═══ EXTRACTED INFORMATION
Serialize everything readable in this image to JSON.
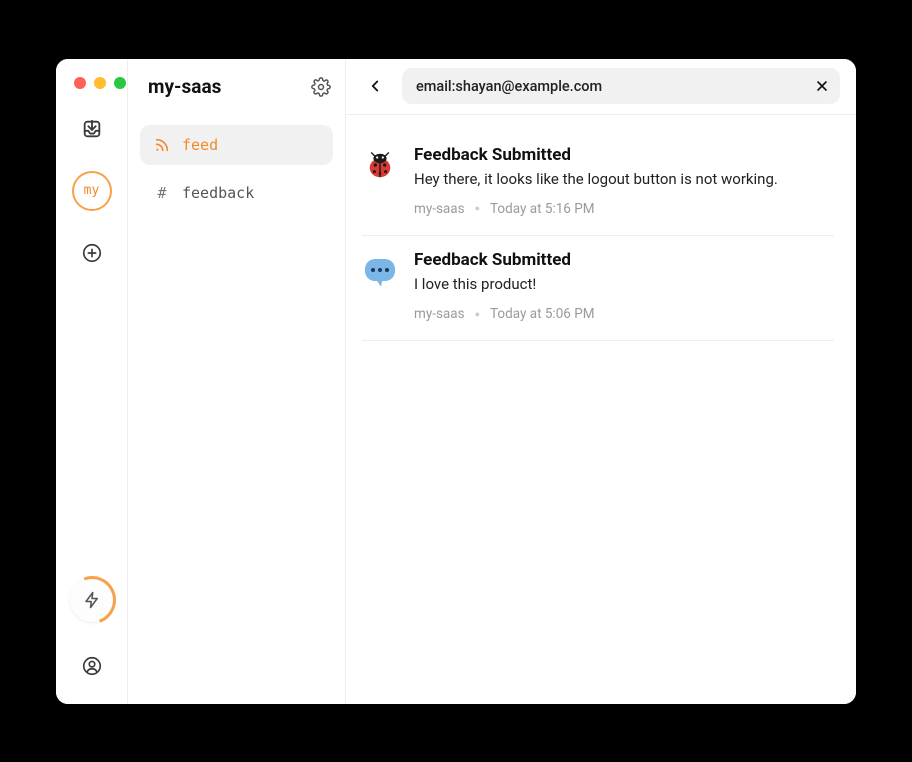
{
  "workspace": {
    "title": "my-saas",
    "avatar_label": "my"
  },
  "sidebar": {
    "items": [
      {
        "label": "feed",
        "icon": "rss-icon",
        "active": true
      },
      {
        "label": "feedback",
        "icon": "hash-icon",
        "active": false
      }
    ]
  },
  "toolbar": {
    "search_value": "email:shayan@example.com"
  },
  "feed": [
    {
      "icon": "ladybug",
      "title": "Feedback Submitted",
      "text": "Hey there, it looks like the logout button is not working.",
      "source": "my-saas",
      "time": "Today at 5:16 PM"
    },
    {
      "icon": "bubble",
      "title": "Feedback Submitted",
      "text": "I love this product!",
      "source": "my-saas",
      "time": "Today at 5:06 PM"
    }
  ]
}
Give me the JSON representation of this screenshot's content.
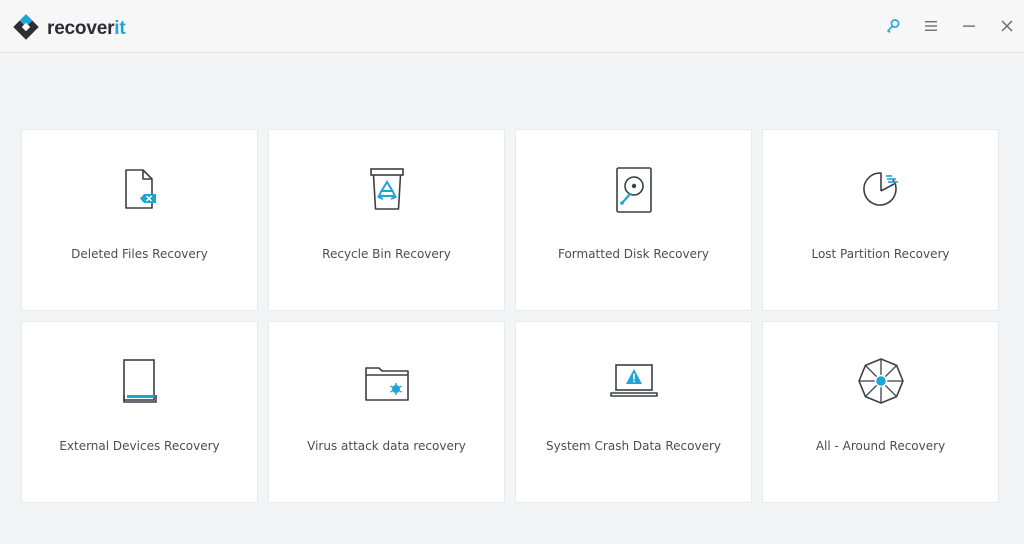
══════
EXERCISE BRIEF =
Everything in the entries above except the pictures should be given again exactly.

OUTPUT OF THE TASK =
Serialize everything readable in this image to JSON.
{
  "workspace": {
    "title": "my-saas",
    "avatar_label": "my"
  },
  "sidebar": {
    "items": [
      {
        "label": "feed",
        "icon": "rss-icon",
        "active": true
      },
      {
        "label": "feedback",
        "icon": "hash-icon",
        "active": false
      }
    ]
  },
  "toolbar": {
    "search_value": "email:shayan@example.com"
  },
  "feed": [
    {
      "icon": "ladybug",
      "title": "Feedback Submitted",
      "text": "Hey there, it looks like the logout button is not working.",
      "source": "my-saas",
      "time": "Today at 5:16 PM"
    },
    {
      "icon": "bubble",
      "title": "Feedback Submitted",
      "text": "I love this product!",
      "source": "my-saas",
      "time": "Today at 5:06 PM"
    }
  ]
}
Give me the JSON representation of this screenshot's content.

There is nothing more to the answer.